Mary’s journey to her milestone goes back decades and it includes her experience with the early machinery used for apheresis donations of platelets and plasma. “I was a two-arm person when I started!” she said.

It’s worth noting that Mary is still a “two-arm” person!  She was referring to the early machines that required a needle in each arm. One needle was to draw blood as the machine removed the platelets while the other needle returned the other blood components to the donor.  Apheresis now requires only one needle and “one arm.”

Mary started on the journey to her milestone by donating whole blood. “My uncle needed blood for surgery,” she said. “They asked for people to try to replace it.  After I got started I just gave when I could.  Apheresis people called and I said I’ll try it.”

Mary said, “For the last 16 years I’ve only given a couple of times.” But that changed in March when she went to a mobile blood drive at St. Peter Parish.  She soon began donating platelets again at the Dayton Donor Center. She made nine donations over the summer, carrying her quickly to her 100th donation.

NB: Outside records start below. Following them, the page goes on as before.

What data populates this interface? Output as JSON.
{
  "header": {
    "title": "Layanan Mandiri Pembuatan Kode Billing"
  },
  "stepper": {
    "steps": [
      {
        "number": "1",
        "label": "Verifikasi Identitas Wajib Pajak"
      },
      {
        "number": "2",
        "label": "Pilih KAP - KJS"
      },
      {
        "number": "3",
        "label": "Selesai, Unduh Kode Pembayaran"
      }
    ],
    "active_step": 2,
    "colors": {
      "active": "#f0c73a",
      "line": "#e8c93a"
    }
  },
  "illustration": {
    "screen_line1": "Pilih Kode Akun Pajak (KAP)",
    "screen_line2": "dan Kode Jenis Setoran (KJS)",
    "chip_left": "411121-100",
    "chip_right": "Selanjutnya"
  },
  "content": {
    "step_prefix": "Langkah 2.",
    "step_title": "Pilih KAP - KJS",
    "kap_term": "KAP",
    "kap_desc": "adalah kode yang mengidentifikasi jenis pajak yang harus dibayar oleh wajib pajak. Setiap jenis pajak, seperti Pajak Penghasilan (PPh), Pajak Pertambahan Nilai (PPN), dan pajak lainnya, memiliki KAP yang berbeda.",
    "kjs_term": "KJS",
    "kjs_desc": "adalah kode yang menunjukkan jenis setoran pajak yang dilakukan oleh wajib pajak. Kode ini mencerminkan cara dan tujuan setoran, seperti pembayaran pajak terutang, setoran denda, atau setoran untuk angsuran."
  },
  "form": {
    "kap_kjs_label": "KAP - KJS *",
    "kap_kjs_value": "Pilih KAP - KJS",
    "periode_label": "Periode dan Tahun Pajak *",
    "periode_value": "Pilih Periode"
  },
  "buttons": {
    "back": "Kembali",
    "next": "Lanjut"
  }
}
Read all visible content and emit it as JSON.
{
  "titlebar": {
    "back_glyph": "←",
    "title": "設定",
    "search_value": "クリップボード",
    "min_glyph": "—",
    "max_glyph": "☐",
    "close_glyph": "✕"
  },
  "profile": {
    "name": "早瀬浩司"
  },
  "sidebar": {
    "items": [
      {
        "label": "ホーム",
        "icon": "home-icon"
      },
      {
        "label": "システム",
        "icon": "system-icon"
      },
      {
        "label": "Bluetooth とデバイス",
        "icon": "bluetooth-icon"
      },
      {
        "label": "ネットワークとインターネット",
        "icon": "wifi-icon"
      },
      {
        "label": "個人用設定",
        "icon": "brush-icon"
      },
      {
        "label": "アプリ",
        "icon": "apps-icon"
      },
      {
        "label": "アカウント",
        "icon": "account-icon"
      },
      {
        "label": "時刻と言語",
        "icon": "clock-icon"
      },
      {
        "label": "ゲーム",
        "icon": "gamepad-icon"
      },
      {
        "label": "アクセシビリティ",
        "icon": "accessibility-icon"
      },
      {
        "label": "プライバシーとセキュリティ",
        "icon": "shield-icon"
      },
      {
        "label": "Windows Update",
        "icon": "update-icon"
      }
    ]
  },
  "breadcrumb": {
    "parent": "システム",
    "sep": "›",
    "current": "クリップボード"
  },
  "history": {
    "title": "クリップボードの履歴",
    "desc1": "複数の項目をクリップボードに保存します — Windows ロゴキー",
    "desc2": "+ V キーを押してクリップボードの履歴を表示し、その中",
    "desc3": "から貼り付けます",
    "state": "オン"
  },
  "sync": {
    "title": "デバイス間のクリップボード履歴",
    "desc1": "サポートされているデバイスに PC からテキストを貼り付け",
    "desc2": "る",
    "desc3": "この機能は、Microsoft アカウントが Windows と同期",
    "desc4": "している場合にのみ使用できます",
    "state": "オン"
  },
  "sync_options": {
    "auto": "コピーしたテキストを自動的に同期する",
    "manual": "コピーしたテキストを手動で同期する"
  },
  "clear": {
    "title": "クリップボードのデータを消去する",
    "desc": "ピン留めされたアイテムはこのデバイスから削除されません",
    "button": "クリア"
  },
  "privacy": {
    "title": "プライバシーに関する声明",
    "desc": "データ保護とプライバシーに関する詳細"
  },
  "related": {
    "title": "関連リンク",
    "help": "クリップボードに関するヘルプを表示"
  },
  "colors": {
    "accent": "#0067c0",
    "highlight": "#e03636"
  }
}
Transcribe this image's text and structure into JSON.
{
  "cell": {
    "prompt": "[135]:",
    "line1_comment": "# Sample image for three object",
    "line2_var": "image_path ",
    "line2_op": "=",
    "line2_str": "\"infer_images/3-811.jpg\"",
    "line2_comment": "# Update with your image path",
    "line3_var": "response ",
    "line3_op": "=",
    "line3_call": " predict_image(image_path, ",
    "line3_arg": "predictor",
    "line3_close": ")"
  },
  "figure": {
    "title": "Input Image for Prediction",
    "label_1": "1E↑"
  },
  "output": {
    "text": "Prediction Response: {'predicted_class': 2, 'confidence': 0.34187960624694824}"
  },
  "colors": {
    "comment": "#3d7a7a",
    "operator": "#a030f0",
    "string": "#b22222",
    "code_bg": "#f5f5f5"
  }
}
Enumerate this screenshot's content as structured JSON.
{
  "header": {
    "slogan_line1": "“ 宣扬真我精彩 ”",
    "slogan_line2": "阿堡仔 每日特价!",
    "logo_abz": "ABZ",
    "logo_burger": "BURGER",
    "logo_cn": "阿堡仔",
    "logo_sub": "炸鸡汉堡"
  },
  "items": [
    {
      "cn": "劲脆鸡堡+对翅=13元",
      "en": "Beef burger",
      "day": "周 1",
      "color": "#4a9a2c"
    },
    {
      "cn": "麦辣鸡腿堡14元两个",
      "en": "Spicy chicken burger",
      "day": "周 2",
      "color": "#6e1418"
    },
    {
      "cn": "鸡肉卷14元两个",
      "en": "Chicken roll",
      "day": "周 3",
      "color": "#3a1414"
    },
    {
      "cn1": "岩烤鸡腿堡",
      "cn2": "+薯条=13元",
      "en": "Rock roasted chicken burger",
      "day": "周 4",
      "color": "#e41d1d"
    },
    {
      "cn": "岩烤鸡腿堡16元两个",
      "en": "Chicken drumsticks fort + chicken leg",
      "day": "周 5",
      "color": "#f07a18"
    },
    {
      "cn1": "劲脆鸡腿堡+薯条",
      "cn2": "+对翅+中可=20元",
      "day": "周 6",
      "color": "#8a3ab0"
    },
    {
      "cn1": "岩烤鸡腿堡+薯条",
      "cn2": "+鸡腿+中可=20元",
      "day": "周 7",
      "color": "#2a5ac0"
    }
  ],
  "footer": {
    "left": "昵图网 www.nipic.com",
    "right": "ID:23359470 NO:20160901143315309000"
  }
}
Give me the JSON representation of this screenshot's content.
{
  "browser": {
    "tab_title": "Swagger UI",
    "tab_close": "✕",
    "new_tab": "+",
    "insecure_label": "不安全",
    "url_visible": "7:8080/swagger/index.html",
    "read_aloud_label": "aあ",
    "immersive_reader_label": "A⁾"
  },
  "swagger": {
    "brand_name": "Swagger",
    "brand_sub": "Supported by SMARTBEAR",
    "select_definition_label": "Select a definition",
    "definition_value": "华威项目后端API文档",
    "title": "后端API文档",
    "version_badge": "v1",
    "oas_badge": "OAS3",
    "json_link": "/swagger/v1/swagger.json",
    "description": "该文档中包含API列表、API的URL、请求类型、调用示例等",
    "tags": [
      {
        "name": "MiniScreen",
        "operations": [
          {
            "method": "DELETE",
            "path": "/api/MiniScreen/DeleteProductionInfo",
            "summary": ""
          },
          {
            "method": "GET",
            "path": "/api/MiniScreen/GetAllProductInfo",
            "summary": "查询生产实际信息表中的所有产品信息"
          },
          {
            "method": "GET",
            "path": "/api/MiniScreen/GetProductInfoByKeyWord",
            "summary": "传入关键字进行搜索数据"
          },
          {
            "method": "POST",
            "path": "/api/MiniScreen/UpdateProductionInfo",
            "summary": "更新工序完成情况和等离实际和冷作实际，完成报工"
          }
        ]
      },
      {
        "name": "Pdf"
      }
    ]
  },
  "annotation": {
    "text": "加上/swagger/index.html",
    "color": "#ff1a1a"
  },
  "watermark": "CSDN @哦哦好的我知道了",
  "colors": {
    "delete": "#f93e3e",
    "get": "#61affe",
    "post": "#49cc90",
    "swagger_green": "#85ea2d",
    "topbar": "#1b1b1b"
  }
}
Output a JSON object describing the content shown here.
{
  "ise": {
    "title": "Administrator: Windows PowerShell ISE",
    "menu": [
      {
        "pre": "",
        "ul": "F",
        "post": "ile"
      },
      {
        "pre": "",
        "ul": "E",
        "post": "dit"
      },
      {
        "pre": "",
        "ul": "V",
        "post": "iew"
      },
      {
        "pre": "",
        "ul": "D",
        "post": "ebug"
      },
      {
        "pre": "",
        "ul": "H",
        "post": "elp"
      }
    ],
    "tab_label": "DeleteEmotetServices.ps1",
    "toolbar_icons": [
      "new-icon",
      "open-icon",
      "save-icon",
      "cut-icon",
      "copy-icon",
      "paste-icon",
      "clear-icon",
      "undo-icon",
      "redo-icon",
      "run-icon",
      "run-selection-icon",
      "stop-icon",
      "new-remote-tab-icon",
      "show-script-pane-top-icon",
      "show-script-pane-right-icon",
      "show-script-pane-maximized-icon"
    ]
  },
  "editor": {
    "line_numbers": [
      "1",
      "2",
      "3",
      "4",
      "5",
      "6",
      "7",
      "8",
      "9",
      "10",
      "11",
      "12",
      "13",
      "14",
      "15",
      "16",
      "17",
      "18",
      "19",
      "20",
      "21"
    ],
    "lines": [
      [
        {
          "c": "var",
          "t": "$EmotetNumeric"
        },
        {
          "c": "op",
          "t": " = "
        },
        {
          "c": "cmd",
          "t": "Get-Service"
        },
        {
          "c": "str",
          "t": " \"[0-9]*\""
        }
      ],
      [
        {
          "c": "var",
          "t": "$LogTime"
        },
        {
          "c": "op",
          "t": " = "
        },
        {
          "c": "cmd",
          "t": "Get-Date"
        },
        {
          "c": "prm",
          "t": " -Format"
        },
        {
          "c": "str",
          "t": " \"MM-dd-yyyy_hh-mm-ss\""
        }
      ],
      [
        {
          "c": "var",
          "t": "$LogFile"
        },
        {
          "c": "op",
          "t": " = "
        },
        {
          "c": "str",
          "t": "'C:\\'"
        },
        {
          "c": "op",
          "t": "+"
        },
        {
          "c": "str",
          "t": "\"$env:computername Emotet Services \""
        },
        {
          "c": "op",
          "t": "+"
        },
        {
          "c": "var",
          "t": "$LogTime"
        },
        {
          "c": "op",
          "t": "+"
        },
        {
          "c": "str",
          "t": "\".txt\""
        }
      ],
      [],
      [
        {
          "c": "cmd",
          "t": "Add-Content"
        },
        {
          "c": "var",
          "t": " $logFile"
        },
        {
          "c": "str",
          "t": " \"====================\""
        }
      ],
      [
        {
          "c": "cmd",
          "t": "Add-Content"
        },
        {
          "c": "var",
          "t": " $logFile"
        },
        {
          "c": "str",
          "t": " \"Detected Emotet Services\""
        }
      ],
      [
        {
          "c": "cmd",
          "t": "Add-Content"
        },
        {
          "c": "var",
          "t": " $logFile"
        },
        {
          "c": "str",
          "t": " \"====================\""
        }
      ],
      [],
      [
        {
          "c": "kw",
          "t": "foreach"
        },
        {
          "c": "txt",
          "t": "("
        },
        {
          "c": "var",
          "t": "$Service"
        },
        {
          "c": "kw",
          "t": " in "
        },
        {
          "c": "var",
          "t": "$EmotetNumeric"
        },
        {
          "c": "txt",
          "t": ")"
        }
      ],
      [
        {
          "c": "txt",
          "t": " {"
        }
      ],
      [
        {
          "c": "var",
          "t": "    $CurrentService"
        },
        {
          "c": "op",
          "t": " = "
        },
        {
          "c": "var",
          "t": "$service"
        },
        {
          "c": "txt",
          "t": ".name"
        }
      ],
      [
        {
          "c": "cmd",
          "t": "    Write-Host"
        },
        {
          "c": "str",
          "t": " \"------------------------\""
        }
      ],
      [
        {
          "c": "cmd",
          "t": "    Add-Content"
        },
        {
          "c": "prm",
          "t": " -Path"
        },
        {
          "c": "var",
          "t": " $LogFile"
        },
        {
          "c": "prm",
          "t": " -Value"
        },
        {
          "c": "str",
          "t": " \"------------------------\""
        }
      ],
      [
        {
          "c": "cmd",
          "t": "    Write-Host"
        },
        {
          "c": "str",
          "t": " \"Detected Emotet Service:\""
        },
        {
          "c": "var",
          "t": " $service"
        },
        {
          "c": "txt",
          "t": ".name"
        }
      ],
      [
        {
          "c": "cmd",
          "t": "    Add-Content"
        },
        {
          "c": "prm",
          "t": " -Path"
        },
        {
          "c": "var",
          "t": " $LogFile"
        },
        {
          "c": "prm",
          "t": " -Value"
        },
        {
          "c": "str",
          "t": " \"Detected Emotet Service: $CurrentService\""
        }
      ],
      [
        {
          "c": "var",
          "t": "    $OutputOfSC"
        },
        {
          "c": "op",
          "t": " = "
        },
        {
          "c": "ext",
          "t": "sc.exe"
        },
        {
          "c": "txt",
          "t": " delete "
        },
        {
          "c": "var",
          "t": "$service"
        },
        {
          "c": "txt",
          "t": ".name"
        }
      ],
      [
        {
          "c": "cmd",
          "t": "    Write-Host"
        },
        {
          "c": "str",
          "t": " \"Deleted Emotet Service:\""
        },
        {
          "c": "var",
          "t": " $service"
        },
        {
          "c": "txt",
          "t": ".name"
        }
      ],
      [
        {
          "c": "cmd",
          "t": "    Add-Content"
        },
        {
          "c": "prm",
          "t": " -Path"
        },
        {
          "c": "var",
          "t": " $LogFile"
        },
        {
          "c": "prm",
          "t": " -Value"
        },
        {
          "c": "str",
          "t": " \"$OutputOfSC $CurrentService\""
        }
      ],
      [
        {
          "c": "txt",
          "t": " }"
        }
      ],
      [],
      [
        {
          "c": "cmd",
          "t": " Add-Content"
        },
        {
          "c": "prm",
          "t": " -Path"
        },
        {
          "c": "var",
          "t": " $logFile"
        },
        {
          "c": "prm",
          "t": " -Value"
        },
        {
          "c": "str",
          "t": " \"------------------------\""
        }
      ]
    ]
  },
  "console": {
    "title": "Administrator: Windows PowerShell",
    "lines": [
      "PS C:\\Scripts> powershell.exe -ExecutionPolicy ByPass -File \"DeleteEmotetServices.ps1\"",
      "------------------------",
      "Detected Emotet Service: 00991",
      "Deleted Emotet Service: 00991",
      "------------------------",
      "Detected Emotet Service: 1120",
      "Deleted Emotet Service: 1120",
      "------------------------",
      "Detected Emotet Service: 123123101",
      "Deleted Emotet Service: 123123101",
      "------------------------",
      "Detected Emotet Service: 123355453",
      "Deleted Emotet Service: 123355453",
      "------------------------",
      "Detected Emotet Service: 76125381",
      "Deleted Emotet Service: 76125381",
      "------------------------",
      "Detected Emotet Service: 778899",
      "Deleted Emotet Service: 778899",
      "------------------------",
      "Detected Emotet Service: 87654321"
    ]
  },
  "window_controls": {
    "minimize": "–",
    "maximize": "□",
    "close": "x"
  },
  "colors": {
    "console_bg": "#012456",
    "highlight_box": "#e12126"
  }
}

“I have given more over the last few months,” she said.  She spoke of her husband, her daughter and her three grandchildren, and that seemed to inspire what it means to be a Donor for Life. “I feel that helping keep a live is like giving a life,” she said.   As she spoke those words, she seemed to have amazed herself again.